◆ EXERCISE DESCRIPTION
Give back only one number: how many lines in the data below contain the word "false".

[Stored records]
- Opening Delimiter -

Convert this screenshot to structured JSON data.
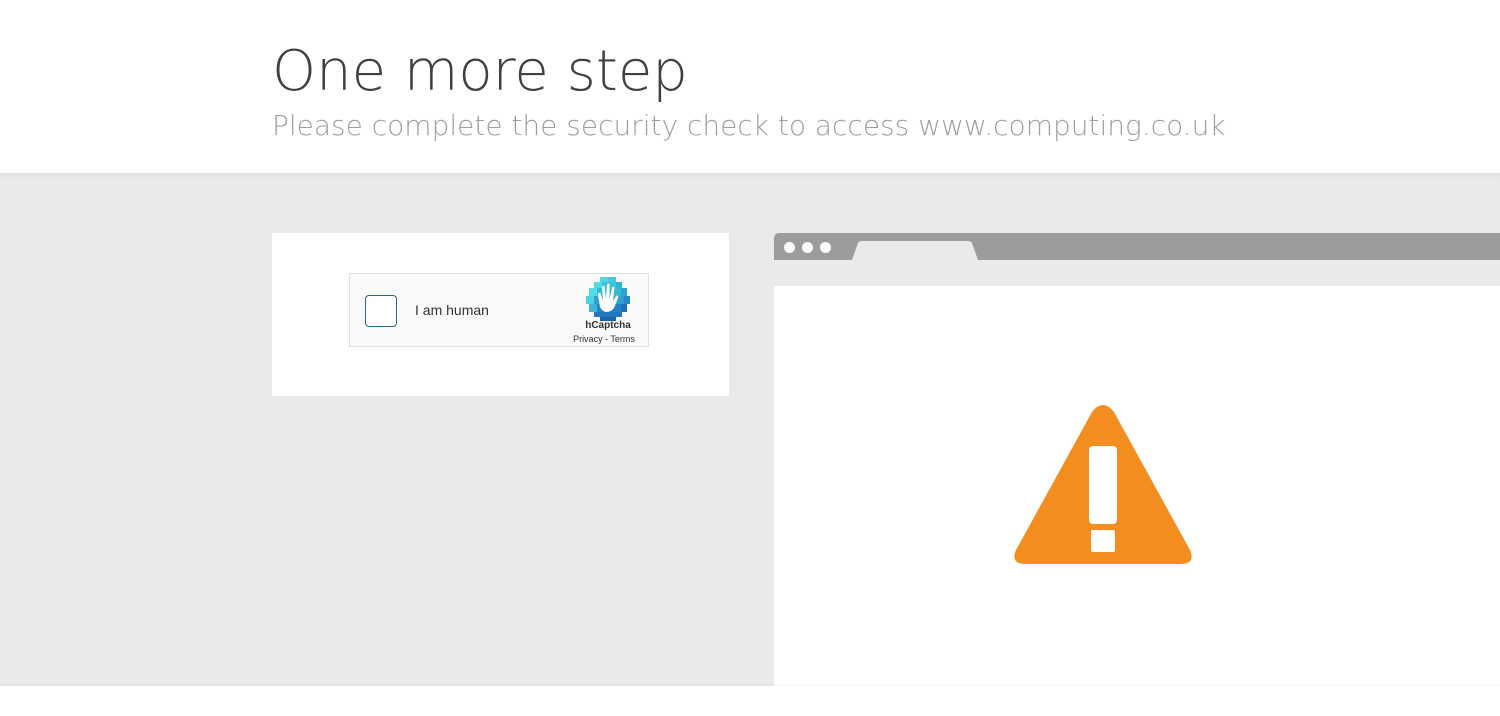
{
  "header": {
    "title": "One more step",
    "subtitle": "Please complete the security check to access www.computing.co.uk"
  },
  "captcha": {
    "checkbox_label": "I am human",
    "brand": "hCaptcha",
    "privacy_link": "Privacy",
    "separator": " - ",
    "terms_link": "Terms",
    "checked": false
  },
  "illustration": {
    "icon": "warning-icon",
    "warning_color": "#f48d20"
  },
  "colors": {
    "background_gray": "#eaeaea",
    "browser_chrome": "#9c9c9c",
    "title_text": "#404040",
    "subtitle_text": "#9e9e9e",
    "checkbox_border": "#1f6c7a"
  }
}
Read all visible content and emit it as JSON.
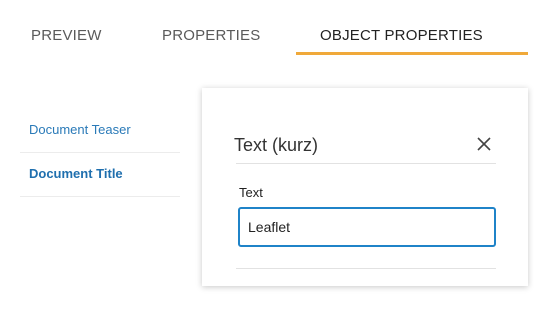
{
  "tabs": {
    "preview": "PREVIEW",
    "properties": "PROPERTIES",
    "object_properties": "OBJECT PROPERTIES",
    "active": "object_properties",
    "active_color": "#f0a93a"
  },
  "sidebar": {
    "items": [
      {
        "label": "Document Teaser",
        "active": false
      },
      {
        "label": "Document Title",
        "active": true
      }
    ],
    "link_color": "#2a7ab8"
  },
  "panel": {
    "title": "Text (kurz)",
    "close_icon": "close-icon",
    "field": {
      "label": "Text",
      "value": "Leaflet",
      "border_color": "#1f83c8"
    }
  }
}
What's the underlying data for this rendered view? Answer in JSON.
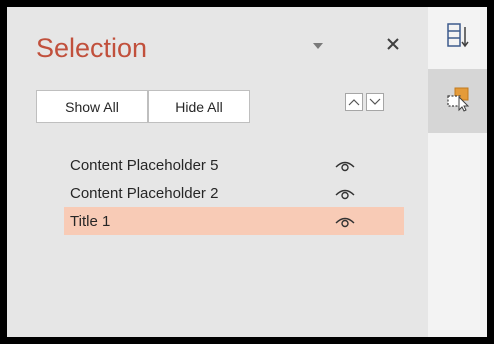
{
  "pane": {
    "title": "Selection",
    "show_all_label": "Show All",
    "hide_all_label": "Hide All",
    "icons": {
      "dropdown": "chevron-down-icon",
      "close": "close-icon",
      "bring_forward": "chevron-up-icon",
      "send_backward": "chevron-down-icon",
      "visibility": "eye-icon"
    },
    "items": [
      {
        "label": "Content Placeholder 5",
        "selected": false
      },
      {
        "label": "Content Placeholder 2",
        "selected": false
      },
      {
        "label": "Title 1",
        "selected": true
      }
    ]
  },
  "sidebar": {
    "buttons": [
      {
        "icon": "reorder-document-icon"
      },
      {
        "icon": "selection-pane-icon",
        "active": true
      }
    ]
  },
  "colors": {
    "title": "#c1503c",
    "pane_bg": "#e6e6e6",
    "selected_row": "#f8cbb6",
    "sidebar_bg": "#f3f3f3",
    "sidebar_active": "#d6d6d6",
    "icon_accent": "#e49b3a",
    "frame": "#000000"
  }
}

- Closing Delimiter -

◆ ANSWER TO THE PROBLEM
4